* _Task requirements_
Return an exact copy of the entries, skipping any picture you find.

* _Given data_
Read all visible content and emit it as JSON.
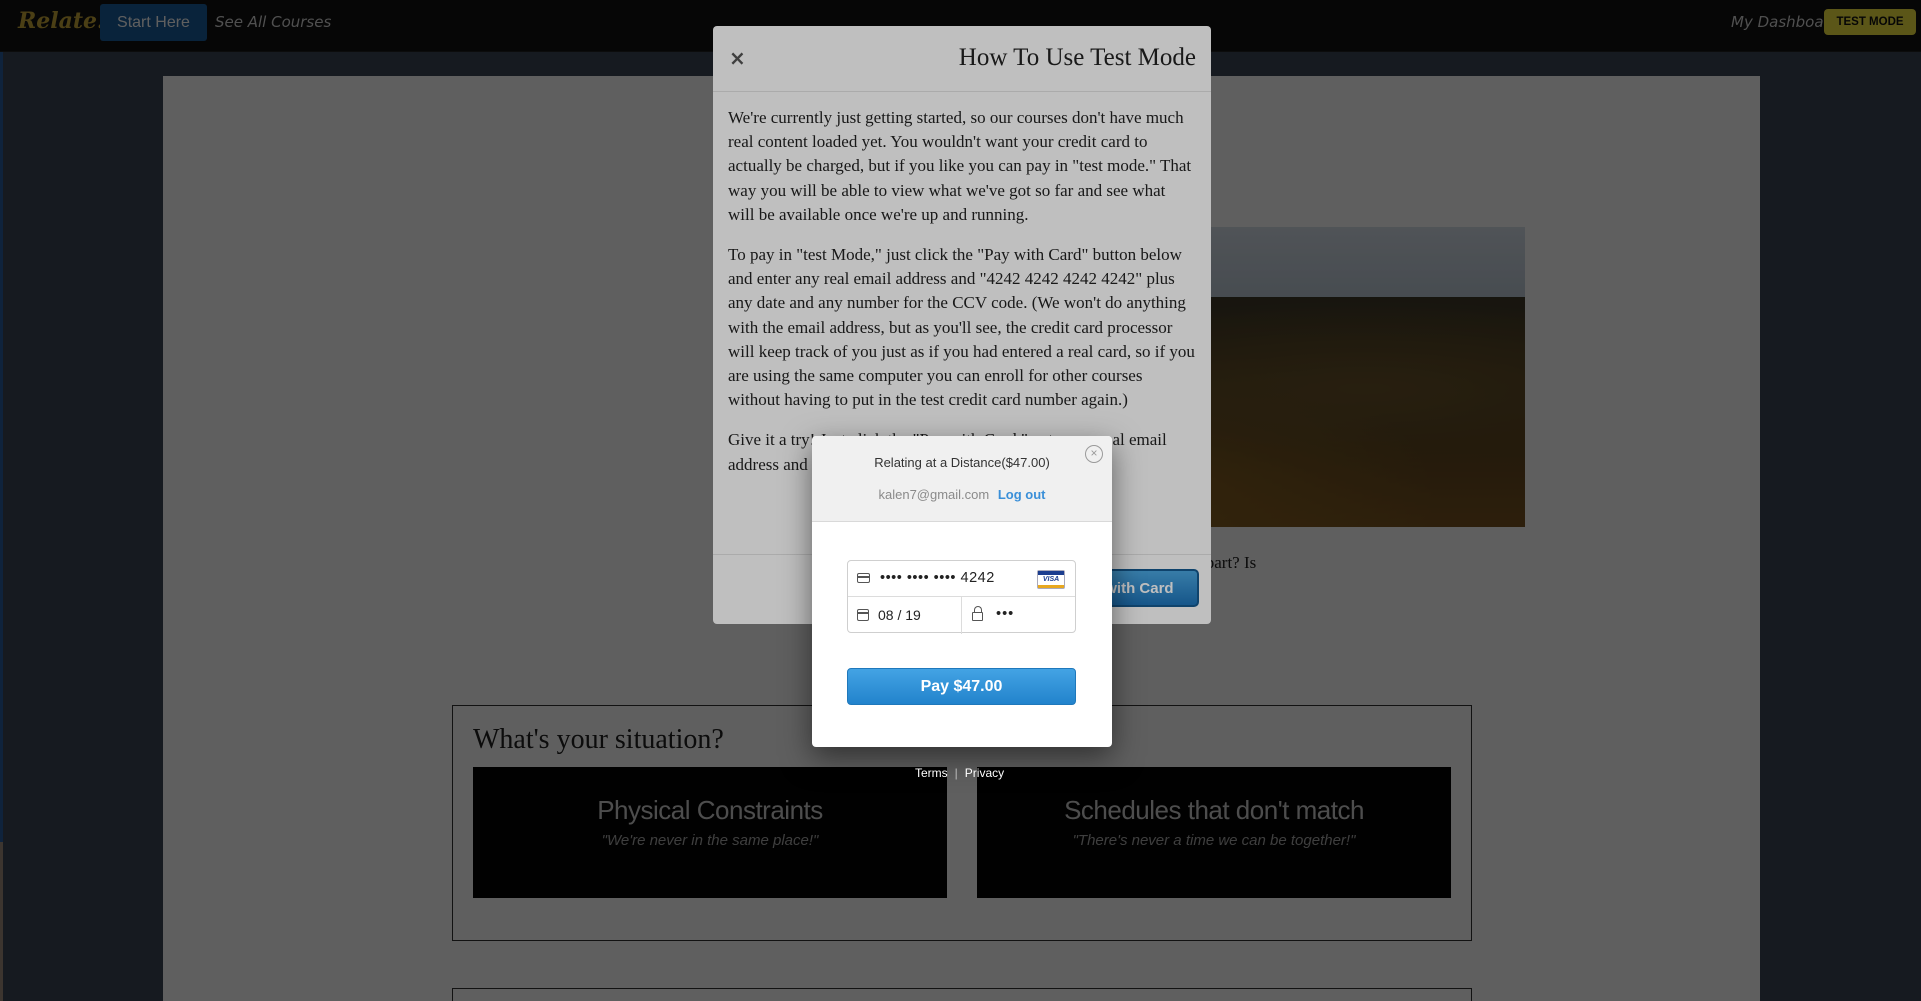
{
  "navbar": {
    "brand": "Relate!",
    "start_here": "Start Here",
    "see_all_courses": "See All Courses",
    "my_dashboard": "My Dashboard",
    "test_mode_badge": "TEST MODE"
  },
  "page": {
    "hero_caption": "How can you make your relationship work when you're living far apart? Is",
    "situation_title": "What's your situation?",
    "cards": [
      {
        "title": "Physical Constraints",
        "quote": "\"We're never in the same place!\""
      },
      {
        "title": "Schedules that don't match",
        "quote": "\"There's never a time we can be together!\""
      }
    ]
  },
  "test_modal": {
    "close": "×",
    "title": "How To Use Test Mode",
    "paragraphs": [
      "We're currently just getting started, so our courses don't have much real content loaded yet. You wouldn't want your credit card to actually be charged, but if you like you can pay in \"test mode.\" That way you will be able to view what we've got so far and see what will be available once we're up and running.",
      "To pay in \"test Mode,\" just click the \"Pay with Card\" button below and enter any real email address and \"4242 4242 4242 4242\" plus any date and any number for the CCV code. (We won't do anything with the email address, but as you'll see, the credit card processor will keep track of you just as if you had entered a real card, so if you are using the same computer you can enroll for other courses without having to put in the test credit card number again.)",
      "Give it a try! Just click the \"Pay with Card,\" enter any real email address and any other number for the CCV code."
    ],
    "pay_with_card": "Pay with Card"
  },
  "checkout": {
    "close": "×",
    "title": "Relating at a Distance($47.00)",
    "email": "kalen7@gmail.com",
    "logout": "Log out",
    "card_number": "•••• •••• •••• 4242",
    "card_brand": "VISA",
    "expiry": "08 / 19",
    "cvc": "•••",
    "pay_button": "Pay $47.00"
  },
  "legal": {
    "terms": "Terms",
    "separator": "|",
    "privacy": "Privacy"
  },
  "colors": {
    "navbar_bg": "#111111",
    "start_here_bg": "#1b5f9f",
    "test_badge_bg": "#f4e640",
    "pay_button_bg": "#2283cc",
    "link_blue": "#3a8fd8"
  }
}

* _Response below_
Read all visible content and emit it as JSON.
{
  "navbar": {
    "brand": "Relate!",
    "start_here": "Start Here",
    "see_all_courses": "See All Courses",
    "my_dashboard": "My Dashboard",
    "test_mode_badge": "TEST MODE"
  },
  "page": {
    "hero_caption": "How can you make your relationship work when you're living far apart? Is",
    "situation_title": "What's your situation?",
    "cards": [
      {
        "title": "Physical Constraints",
        "quote": "\"We're never in the same place!\""
      },
      {
        "title": "Schedules that don't match",
        "quote": "\"There's never a time we can be together!\""
      }
    ]
  },
  "test_modal": {
    "close": "×",
    "title": "How To Use Test Mode",
    "paragraphs": [
      "We're currently just getting started, so our courses don't have much real content loaded yet. You wouldn't want your credit card to actually be charged, but if you like you can pay in \"test mode.\" That way you will be able to view what we've got so far and see what will be available once we're up and running.",
      "To pay in \"test Mode,\" just click the \"Pay with Card\" button below and enter any real email address and \"4242 4242 4242 4242\" plus any date and any number for the CCV code. (We won't do anything with the email address, but as you'll see, the credit card processor will keep track of you just as if you had entered a real card, so if you are using the same computer you can enroll for other courses without having to put in the test credit card number again.)",
      "Give it a try! Just click the \"Pay with Card,\" enter any real email address and any other number for the CCV code."
    ],
    "pay_with_card": "Pay with Card"
  },
  "checkout": {
    "close": "×",
    "title": "Relating at a Distance($47.00)",
    "email": "kalen7@gmail.com",
    "logout": "Log out",
    "card_number": "•••• •••• •••• 4242",
    "card_brand": "VISA",
    "expiry": "08 / 19",
    "cvc": "•••",
    "pay_button": "Pay $47.00"
  },
  "legal": {
    "terms": "Terms",
    "separator": "|",
    "privacy": "Privacy"
  },
  "colors": {
    "navbar_bg": "#111111",
    "start_here_bg": "#1b5f9f",
    "test_badge_bg": "#f4e640",
    "pay_button_bg": "#2283cc",
    "link_blue": "#3a8fd8"
  }
}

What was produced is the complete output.